More than half a foot of snow fell on the Twin Cities Thursday morning, causing nearly 600 crashes and spinouts, the State Patrol says, and it made for lots of work for auto repair shops.
The Minnesota State Patrol says it has four damaged squad cars in recent days thanks to motorists who have slid into patrol cars on shoulders. The four troopers involved weren’t seriously hurt. But patrol officials say it’s a good time for a reminder that people need to slow down and move over if possible when they see flashing lights.
Traffic was slow going Monday afternoon in many parts of the metro due to snow and icy conditions. According to the Minnesota State Patrol, there were more than 300 crashes statewide since 9 a.m., and more than 100 vehicle spinouts and cars in ditches. Shelly Walstrom ended up off the road on Highway 36 near Rice Street in Roseville. She says she waited an hour for help.
Traffic safety officials are reminding motorists to practice safe winter driving after four people died in Minnesota crashes.
According to the Minnesota State Patrol, three people were killed in three separate crashes on wet and icy roads on Monday. The first report of a fatal crash was at 2:00 p.m., when a rollover occurred on northbound Highway 7 in Big Stone County in western Minnesota. A Mercury Grand Marquis went off the road and into a southbound ditch, and then rolled down a steep hill, eventually coming to a rest with the passenger side on the ground. The driver, 85-year-old Donavan Tesch of Clinton, was pronounced dead at the scene. The Big Stone County Sheriff’s office says roads were wet at the time of the accident.
The Minnesota Department of Public Safety is urging parents to put their children in booster seats.
In our culture of distracted driving, school buses have become increasingly vulnerable. In 2012, 553 school buses were involved in accidents, according to the Minnesota Department of Public Safety.
Drivers who don’t move over for state troopers is a growing problem. Dash cam video shows the most recent accident when a squad car was hit by a passing car on Friday.
The Minnesota State Patrol says March has been a particularly dangerous month for troopers.

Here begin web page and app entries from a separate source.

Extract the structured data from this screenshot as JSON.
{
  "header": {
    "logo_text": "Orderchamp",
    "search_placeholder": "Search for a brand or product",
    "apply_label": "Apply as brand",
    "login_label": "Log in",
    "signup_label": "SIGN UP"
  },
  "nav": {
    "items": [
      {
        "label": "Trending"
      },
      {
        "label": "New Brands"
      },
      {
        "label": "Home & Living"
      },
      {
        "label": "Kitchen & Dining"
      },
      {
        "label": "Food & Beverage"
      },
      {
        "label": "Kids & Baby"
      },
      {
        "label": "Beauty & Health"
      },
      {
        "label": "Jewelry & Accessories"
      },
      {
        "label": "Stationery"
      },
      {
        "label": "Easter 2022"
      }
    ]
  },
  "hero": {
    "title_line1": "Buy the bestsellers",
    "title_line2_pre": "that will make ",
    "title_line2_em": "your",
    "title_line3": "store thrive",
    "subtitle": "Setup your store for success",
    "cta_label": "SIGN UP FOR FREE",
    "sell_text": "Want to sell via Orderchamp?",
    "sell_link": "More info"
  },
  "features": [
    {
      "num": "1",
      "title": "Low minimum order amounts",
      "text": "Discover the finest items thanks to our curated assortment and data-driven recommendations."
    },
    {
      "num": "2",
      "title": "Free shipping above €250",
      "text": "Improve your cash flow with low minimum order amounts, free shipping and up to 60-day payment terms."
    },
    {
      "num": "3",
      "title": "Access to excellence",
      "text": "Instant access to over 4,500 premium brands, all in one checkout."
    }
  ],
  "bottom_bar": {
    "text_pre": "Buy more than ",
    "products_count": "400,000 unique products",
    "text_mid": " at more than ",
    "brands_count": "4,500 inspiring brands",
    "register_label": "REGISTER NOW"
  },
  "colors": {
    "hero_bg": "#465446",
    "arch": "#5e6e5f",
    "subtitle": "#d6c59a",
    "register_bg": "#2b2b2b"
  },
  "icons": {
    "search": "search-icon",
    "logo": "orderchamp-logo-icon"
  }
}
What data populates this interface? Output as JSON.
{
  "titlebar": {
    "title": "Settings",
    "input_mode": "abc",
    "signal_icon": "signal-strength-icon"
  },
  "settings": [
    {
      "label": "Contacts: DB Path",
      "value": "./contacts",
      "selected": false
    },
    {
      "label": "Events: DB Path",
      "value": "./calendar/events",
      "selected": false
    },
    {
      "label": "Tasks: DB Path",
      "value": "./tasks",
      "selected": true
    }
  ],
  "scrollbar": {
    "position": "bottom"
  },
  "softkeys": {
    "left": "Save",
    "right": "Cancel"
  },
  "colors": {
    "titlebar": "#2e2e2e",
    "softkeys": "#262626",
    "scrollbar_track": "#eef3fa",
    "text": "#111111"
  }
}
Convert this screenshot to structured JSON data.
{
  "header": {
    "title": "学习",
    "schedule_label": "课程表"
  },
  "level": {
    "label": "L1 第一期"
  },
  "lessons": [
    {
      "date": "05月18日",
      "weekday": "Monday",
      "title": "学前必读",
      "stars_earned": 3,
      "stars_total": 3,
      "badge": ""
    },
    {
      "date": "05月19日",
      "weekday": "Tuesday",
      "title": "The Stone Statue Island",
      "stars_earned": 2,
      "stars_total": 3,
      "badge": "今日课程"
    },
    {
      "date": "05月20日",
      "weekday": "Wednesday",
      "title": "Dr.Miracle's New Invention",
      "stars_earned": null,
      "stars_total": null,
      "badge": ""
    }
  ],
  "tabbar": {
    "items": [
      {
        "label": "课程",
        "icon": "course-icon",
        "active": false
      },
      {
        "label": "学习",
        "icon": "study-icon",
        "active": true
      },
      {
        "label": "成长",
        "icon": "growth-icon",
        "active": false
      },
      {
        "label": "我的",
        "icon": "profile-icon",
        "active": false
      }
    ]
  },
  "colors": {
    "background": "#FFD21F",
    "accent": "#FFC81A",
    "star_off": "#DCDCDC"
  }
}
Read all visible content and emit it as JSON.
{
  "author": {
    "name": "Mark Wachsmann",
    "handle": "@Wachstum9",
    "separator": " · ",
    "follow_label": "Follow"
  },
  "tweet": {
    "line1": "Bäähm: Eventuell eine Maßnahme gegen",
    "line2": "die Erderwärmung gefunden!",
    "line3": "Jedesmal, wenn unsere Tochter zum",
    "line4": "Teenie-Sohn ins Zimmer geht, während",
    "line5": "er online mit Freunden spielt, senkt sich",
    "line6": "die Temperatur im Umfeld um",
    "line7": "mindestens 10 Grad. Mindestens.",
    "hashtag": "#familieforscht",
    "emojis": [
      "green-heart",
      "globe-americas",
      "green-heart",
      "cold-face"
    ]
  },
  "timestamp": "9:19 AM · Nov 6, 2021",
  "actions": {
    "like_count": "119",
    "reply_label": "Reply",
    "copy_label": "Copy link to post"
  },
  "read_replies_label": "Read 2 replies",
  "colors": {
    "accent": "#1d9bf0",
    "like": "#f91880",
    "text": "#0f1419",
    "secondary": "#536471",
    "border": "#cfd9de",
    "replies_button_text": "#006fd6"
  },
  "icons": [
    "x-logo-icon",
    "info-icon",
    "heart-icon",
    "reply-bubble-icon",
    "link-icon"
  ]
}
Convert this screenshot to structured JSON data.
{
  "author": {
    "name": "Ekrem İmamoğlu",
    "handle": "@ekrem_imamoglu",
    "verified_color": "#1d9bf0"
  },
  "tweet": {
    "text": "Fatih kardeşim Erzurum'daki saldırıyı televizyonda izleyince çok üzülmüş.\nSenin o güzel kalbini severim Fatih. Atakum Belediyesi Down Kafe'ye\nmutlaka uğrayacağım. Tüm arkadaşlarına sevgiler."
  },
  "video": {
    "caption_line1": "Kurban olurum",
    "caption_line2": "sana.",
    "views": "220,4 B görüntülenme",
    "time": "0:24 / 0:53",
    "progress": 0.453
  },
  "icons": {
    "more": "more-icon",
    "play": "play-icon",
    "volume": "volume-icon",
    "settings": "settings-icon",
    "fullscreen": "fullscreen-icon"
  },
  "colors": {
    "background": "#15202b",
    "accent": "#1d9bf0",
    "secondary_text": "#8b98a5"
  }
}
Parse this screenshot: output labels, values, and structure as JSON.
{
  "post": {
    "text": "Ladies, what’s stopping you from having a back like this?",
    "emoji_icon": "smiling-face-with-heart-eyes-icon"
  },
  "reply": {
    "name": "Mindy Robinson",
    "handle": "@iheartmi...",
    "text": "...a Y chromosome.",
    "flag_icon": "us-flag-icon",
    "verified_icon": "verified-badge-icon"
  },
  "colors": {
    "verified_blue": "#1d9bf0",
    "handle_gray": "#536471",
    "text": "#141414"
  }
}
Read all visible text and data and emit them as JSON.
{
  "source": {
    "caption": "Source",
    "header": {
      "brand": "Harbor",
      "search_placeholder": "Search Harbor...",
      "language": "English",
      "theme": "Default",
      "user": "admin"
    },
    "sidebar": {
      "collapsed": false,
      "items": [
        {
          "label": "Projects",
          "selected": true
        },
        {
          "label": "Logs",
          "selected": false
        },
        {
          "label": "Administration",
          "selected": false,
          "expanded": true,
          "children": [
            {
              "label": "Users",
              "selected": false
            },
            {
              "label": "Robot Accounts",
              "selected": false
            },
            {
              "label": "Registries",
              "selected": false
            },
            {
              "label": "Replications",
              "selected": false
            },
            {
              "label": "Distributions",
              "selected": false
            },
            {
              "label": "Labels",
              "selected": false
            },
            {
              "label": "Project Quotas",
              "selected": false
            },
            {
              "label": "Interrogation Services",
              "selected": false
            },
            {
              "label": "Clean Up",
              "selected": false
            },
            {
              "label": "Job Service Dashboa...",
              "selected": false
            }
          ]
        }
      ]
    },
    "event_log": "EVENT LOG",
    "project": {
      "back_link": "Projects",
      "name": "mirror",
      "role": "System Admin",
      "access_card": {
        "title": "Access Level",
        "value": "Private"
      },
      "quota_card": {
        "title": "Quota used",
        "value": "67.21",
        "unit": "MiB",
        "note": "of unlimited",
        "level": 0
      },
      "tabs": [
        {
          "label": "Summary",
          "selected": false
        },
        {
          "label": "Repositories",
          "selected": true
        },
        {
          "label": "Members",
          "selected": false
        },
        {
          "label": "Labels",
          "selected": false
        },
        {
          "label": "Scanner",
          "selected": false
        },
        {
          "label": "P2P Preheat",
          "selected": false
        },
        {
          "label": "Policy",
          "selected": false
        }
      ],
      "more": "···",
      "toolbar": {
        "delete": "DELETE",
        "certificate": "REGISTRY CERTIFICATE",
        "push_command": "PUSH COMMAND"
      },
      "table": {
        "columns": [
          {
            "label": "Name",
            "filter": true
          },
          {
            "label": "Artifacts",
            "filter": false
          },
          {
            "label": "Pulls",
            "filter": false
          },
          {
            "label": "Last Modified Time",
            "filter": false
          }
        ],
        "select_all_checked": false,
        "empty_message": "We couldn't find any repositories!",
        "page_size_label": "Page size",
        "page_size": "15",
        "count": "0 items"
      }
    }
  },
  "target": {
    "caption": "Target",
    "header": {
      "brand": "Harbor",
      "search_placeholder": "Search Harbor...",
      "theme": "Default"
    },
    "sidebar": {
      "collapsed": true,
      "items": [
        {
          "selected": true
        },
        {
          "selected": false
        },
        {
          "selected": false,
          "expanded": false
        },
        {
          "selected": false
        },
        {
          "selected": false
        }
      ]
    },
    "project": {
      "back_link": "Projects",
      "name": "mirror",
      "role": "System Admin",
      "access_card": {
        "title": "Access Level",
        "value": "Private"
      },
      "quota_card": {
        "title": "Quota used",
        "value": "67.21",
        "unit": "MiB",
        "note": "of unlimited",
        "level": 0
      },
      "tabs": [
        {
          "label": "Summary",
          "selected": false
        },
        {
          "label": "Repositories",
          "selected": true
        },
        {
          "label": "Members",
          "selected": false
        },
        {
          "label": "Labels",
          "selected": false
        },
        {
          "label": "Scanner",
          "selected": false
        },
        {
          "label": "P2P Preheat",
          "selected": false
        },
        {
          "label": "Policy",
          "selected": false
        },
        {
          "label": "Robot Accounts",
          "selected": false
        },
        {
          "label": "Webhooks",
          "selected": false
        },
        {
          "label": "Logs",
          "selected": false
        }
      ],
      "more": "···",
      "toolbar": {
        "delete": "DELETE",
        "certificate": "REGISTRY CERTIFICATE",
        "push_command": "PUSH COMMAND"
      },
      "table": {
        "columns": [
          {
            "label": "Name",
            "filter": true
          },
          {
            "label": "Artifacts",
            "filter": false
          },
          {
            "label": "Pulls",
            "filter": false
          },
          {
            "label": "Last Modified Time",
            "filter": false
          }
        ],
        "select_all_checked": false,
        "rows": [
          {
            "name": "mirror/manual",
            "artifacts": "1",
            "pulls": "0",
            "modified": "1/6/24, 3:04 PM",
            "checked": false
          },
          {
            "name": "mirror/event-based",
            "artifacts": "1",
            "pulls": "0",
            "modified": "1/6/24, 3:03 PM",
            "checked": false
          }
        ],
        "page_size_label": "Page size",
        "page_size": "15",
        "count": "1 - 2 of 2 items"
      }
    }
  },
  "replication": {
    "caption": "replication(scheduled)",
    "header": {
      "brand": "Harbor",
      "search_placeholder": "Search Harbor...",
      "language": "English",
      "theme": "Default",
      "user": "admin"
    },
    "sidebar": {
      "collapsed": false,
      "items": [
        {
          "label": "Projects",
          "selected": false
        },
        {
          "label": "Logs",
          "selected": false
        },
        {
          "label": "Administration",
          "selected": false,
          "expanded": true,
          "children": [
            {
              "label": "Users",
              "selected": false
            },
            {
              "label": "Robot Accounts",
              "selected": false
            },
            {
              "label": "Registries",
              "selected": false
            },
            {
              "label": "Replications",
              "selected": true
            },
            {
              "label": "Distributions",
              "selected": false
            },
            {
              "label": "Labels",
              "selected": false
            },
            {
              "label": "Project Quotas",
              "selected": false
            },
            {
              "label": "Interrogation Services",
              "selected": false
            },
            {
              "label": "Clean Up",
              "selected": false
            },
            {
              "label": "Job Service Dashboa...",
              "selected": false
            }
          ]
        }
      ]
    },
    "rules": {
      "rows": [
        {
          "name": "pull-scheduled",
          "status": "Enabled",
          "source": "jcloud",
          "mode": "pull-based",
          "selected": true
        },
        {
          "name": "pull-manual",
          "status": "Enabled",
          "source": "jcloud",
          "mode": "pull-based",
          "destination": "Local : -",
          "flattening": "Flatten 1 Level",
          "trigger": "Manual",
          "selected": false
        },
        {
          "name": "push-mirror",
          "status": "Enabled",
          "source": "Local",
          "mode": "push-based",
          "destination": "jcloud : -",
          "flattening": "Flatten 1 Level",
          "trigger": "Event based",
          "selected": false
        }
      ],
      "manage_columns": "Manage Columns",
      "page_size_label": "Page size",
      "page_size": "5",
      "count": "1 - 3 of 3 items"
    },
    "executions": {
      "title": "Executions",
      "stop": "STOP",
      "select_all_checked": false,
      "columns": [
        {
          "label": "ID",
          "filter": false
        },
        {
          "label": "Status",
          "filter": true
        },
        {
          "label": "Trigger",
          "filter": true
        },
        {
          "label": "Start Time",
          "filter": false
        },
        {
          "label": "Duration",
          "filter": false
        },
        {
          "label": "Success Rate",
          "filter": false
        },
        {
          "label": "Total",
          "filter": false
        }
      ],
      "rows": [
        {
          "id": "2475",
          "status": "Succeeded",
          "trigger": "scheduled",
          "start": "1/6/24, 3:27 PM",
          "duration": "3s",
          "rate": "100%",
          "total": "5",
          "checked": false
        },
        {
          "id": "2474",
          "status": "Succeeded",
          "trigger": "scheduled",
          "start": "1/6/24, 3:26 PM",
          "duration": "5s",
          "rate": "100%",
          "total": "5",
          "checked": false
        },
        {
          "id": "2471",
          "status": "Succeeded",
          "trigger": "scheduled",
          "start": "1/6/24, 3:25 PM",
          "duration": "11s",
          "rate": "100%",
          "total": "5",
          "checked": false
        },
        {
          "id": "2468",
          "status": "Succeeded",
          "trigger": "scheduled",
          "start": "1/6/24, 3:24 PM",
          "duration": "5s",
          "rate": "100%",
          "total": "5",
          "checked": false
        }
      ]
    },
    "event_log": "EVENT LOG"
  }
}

It was a dangerous start to Friday for many motorists across the state. A couple inches of snow fell overnight, causing all sorts of problems for commuters on the state’s highways and secondary roads.